Well, I’ve been home since Friday night but I haven’t written a new blog post yet. Honestly, I’ve been avoiding it because I still feel rather raw from my trip. And when I feel that way, writing becomes a little scary because filters are not in place and I might say everything I feel. That probably wouldn’t be a good thing.
I’m not saying that what I’m feeling is bad. It’s not. I know that if I felt numb and unaffected, that would be worse. And I don’t feel raw in that I’m crying or super emotional. I just feel like there are so many thoughts and feelings jumbled up inside of me and I can’t quite get them sorted out yet. It was a fabulous trip in that we accomplished so much. But it was also a hard trip for me on an emotional level and I haven’t figured all that out yet. And I’m the type that likes to have everything all figured out before I talk about it.
But I promised I’d write by today, so here goes.
Sierra Leone is a beautiful, devastating place. It is raw in itself. Maybe that’s why I feel raw. As you drive the rutted red-dirt roads in Freetown, you can picture what it could be. You see the palm trees and the ocean and you think, “If I squint and look at this through my lashes, this looks like a resort area.” But then you open your eyes wide and see the trash lined roads, the burned out buildings, the shanty-type buildings that cover the valley below and you just feel sad.

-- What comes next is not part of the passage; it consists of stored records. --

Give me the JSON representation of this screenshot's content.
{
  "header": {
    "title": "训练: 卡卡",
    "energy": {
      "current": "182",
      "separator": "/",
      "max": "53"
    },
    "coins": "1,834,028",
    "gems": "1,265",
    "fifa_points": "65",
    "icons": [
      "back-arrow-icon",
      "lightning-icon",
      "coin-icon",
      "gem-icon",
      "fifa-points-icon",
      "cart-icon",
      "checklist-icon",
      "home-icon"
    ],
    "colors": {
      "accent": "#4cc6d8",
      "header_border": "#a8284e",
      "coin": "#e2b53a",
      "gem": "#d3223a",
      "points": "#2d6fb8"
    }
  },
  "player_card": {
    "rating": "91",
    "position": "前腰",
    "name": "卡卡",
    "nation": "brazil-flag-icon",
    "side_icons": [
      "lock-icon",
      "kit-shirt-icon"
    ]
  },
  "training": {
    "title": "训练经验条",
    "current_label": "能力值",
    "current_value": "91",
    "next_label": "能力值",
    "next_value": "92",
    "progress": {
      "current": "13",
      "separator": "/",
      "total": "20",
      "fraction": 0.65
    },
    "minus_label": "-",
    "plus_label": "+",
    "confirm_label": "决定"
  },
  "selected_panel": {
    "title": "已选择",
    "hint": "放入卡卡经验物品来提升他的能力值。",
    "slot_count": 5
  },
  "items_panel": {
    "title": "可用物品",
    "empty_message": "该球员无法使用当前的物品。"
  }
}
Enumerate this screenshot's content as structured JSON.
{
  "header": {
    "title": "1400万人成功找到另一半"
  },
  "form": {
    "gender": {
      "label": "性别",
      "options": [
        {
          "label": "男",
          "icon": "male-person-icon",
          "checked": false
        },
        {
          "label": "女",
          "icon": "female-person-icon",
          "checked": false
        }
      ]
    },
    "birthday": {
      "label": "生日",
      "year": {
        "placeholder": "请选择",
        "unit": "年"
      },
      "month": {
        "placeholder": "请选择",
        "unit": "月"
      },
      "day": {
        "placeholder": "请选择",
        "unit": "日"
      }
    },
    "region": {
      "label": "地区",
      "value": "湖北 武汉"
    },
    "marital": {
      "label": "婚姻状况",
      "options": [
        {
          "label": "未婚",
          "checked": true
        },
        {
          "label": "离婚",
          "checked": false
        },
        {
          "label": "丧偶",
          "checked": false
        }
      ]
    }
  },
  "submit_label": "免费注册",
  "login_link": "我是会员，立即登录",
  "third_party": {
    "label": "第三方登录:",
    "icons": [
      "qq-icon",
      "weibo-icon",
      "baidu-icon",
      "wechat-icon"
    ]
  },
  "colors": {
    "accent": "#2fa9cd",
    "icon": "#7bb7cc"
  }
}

Then, you travel several hours into the country, passing village after village and you no longer feel like you arrived by airplane. It’s more like you took a time machine back a few hundred years. The houses are mud or occasionally cinderblock with thatch roofs. The roads are dirt. There is no electricity or indoor plumbing except at the few industrial sites. There are no refrigerators, stoves, air-conditioners, kitchen sinks, personal vehicles, lights, dishwashers, washing machines, dryers or any of the modern conveniences that we use every day without thought. It’s mind-blowing for westernized people like us.
But they know nothing else and they make it work. And if it were just a lack of modern conveniences that they suffered with, I wouldn’t be so heart-broken. But it’s more than that. It’s the basic things that are needed for health that they are lacking. That’s what really gets to me. When I follow them through a winding jungle path to their water source and it looks like this:
…that’s when I get upset. This isn’t right. I’m so thankful to be part of the solution. But I still get upset that I have to walk away from their village without fixing the problem immediately.
At one village as I was filling out an assessment form, I was explaining to the chief and his people how the water is what is making them sick. And I saw them vigorously nod in agreement. They knew. (This wasn’t always the case…sometimes they just had no idea.) There were a couple young men in this village that totally knew what was going on. They understood fully that their water was deadly and yet they had no choice but to drink it. The chief’s son, Albert, took us along a winding pathway to their water source. As we came out of the jungle the view opened up on large sand colored rocks overlooking a slow-moving stream. I walked to the edge of the rock and looked down at the women doing wash in the water that they also drink from. It had a bluish-green tint to it…the soap was evident in the water but I knew that was not the only contaminant. Albert asked through a sideways smile, “Would you like a drink?” I laughed even though it made me want to cry. He knew I would never drink from that water and yet I knew that he would be drinking from it later that day.
We were able to leave them with a filter that will clean that stream water one bucket at a time. I was thankful we could leave that because at least a few people will get clean water until we can get a well into that village. But I also knew it was not enough. Even knowing that they will very likely get a well within the year, my heart was broken as we pulled away. Sometimes you connect with people in a short period of time. I had connected with Albert and his friends. My tears came fast and furious because it hurt to leave my new friends knowing that their life was so hard and I couldn’t fix it.
That is such an uncomfortable feeling. To be surrounded by incredible need, day in and day out and not be able to fix it. Here, in the U.S., we fix things. If something is broken, we repair it. If someone needs something, we provide it. If we can’t repair something, we buy a new one. I realize there is poverty here, too. I realize that everyone has problems and issues that they deal with. I’m not making light of that. I’m just trying to help you imagine how different things are over there. It is a level of poverty and need that no one in America can fathom unless they have witnessed it. And being immersed in it for a couple weeks…it just makes a person feel raw. That’s where I’m at today. I’ll have more to share as I unravel all my thoughts. I’ll have fun stories and sad ones but for today…this is what I’ve got. Thanks for reading, friends. 🙂